Still processing this news.
My main reaction is shock.
Kobe was one of those larger-than-life entities that seemed to be almost omni-present. At least to me. It’s surreal to think that he won’t be around anymore. Then there’s sadness. We’re the same age. I have a daughter. That his is gone – so young – is heartbreaking. I feel for his family, and the families of the other victims that have been devastated by this tragedy.
Honestly, I don’t know where to file this one.
It’s like the circuitry in my brain is missing the connections to make sense of something like this.
At the same time it’s so fascinating to hear all the stories about him.

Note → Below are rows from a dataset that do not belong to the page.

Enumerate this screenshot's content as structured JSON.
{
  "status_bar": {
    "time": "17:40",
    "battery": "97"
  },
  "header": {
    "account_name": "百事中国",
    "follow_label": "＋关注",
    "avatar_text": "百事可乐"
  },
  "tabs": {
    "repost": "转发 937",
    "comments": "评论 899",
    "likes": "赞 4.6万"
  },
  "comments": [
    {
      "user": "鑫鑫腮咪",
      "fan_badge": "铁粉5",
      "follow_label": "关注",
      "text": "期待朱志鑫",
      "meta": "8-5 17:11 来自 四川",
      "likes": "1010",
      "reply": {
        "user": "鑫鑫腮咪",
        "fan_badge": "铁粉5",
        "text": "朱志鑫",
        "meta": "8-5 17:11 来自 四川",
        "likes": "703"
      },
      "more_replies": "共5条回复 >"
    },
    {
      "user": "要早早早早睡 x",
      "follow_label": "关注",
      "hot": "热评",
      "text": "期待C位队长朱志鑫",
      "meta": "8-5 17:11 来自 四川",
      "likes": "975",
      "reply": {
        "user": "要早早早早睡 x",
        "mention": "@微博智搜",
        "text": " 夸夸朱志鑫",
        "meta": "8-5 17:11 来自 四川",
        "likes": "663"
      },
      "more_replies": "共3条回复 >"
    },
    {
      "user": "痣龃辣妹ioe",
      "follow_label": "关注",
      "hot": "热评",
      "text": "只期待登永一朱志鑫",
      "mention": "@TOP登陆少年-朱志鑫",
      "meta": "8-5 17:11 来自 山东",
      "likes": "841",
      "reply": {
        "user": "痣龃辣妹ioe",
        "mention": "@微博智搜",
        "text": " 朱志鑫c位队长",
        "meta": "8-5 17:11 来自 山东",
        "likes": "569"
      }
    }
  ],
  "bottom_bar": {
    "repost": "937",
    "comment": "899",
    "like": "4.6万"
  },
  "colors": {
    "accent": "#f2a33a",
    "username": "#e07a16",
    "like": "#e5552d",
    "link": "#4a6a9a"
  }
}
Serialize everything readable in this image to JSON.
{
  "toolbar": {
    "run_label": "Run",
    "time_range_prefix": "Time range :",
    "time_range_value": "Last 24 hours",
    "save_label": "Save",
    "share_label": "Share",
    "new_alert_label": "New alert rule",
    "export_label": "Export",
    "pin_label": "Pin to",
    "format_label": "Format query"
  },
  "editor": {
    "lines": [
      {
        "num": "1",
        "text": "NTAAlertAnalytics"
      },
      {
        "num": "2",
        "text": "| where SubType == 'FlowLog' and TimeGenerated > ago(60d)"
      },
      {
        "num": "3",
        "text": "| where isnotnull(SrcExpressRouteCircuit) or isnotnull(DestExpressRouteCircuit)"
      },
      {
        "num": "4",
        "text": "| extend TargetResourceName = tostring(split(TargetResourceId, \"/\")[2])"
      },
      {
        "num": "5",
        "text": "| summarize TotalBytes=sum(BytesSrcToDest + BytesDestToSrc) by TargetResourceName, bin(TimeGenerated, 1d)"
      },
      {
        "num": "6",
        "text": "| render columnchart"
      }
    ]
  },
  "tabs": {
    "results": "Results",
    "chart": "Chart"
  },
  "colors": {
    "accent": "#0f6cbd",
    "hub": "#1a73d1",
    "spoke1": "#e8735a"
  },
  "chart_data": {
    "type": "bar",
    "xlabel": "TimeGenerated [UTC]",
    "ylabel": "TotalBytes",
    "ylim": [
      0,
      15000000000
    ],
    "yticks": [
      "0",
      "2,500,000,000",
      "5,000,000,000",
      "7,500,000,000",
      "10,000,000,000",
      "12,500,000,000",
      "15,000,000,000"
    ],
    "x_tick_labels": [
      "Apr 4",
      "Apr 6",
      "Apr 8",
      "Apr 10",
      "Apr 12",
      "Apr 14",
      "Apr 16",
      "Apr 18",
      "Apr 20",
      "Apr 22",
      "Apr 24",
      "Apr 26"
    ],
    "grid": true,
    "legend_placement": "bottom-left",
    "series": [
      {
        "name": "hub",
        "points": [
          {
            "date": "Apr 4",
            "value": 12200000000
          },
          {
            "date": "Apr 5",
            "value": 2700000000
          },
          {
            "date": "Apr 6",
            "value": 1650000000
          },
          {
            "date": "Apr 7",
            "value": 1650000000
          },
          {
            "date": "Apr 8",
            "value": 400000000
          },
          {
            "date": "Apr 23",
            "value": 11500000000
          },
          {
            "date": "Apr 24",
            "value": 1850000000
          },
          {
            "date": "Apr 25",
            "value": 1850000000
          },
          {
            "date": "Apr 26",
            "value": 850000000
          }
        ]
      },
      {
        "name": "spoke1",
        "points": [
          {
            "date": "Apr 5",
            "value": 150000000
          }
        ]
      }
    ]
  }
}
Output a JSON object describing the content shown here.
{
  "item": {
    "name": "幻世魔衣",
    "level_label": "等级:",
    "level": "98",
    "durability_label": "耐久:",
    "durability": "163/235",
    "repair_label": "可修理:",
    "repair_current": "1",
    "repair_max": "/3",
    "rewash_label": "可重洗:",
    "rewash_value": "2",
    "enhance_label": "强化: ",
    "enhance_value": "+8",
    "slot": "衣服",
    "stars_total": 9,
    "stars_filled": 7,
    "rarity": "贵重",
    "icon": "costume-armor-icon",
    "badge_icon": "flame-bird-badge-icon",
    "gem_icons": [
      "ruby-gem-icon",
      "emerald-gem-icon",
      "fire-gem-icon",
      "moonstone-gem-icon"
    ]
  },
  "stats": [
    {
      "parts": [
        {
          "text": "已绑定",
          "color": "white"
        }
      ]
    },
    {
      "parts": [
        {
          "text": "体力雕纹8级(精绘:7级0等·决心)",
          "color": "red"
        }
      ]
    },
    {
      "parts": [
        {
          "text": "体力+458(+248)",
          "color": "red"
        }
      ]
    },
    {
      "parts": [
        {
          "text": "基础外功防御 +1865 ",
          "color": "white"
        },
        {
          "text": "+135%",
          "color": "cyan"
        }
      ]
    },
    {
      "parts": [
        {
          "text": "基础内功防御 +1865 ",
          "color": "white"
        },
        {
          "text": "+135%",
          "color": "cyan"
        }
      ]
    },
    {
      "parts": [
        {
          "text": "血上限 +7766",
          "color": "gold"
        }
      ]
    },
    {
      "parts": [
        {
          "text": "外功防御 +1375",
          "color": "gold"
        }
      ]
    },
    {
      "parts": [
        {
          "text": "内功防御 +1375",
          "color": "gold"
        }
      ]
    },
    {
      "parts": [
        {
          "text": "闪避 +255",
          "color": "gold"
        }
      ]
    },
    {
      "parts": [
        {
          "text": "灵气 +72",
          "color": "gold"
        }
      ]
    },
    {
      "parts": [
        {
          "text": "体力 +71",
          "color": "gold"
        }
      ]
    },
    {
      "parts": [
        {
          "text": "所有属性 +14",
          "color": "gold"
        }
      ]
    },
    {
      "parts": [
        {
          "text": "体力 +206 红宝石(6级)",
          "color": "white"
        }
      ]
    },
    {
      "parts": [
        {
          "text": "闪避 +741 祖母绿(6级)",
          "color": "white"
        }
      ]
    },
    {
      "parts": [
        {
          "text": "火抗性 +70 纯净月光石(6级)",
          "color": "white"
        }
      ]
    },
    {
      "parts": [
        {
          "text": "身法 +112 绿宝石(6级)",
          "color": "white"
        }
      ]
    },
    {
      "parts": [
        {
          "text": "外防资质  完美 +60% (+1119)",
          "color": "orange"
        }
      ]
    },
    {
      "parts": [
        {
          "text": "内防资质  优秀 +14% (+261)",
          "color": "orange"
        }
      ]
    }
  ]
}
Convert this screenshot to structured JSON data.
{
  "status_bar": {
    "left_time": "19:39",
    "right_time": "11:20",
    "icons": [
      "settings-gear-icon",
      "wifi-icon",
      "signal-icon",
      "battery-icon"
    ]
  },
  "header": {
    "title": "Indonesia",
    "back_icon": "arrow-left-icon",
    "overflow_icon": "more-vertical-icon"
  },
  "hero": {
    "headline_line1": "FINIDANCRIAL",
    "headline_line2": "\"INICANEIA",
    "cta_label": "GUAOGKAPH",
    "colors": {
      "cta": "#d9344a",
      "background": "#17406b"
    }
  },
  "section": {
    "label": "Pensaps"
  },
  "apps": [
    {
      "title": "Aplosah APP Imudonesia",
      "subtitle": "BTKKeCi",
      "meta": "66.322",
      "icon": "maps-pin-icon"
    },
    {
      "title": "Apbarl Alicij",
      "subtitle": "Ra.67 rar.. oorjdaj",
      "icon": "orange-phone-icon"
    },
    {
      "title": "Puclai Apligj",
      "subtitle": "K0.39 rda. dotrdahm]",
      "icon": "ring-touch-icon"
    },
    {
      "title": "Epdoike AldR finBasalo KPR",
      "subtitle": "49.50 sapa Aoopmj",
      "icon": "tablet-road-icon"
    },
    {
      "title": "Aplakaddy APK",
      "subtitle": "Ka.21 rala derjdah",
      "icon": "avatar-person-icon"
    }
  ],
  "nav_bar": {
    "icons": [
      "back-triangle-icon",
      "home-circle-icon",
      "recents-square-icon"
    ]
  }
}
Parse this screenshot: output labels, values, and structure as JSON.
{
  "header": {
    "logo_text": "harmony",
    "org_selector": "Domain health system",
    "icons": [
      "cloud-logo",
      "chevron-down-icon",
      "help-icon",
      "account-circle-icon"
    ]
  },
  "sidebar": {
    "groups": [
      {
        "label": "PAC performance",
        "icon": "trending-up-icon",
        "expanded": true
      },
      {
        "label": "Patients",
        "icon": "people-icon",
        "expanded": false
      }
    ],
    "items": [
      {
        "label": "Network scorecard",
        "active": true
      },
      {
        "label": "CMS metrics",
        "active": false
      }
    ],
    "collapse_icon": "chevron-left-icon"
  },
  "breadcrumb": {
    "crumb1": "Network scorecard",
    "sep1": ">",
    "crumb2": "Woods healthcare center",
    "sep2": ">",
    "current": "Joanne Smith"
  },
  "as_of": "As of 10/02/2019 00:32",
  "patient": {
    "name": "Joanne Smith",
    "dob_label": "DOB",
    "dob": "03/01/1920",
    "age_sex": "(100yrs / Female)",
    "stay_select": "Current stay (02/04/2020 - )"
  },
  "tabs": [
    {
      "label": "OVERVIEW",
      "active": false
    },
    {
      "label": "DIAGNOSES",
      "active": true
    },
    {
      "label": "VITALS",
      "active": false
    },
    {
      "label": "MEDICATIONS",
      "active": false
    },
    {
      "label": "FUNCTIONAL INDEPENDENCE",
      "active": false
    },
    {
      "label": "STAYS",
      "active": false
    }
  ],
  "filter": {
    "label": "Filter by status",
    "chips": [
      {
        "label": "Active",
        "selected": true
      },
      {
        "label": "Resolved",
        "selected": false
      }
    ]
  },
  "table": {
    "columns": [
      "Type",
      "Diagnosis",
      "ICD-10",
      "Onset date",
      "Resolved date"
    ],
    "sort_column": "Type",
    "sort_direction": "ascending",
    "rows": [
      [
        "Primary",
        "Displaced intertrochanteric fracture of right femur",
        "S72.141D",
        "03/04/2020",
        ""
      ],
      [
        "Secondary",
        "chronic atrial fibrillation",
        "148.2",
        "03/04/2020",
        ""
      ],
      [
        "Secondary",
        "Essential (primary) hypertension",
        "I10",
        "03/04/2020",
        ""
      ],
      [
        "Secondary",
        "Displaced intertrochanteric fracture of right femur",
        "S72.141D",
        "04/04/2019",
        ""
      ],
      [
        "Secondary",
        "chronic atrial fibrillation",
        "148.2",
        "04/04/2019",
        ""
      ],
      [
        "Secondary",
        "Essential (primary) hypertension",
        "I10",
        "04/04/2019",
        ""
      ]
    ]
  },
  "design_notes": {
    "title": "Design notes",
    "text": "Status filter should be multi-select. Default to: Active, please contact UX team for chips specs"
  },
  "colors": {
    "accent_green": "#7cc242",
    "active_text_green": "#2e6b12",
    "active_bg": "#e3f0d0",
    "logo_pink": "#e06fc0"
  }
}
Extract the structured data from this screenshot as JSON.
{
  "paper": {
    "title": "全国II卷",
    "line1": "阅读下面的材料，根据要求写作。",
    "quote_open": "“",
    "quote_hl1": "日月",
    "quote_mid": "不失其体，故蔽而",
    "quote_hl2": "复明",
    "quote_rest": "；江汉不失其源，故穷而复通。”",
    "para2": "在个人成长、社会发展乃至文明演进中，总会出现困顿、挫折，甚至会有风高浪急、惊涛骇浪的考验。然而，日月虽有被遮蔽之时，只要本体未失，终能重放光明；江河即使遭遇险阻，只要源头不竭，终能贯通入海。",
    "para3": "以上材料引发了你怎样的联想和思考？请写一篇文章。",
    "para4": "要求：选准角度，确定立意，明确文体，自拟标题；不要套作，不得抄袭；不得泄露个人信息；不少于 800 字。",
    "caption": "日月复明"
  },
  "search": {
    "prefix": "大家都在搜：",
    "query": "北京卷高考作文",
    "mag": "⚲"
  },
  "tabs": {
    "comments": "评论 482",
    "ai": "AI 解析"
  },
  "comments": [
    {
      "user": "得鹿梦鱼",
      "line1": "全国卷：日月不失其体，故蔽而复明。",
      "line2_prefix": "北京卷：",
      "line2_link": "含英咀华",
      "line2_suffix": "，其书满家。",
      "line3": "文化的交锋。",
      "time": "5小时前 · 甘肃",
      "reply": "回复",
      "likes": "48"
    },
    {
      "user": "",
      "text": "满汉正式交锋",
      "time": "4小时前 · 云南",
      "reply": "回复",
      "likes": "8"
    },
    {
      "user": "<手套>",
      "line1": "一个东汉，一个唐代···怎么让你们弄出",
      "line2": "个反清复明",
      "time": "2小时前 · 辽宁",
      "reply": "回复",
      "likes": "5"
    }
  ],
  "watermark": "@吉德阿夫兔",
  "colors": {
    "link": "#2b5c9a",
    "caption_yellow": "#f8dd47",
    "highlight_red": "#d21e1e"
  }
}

Many reflect his kindness, his sense of humor, his curiosity, his intelligence. Most exalt his work ethic. And this is just my observation, but few reflect what I think was perhaps his most important quality that we all can learn from: his confidence.
In some of the stories this was even a knock on him when he first came in the league, because he kept saying what he was going to do, and people around him didn’t like that.
Our culture praises humility.
Until you do what you say you’re going to do, you’re cocky.
Once you’ve done it…well, now you’re confident.
But here’s the thing:
From everything I’ve heard, he just had this enduring faith in the process. Without it, those 4:30am workouts of legend wouldn’t have been possible. Trusting the process is the root of confidence. It’s in the process that we develop skill and mastery.
It would do us all well to remember that.
(This is a “note to self” for me as much as I offer it to you.)
Harv Ecker once said:
If a hundred-foot oak tree had the mind of a human, it would only grow to be ten feet tall!
Small thinking is a disease.
Kobe was one of the lucky ones born without it. That, together with his intuitive understanding that time and encouraging the natural process of GROWTH to work its magic can win championships (and do many other great things) led him to have an unshakeable belief in what’s possible.
What an example to follow.
Remember, great athletes don’t have a lock on this.
There’s no reason you can’t use this “secret” too.
I’ll leave you with what Kobe said to a young female sports reporter when she interviewed him at the outset of his career. No one knew him yet. And she wasn’t well known either and struggling for respect in an industry dominated by men.
He said to her:
“We’re gonna be ok. And they have no idea what’s coming.”
To Your Greatness,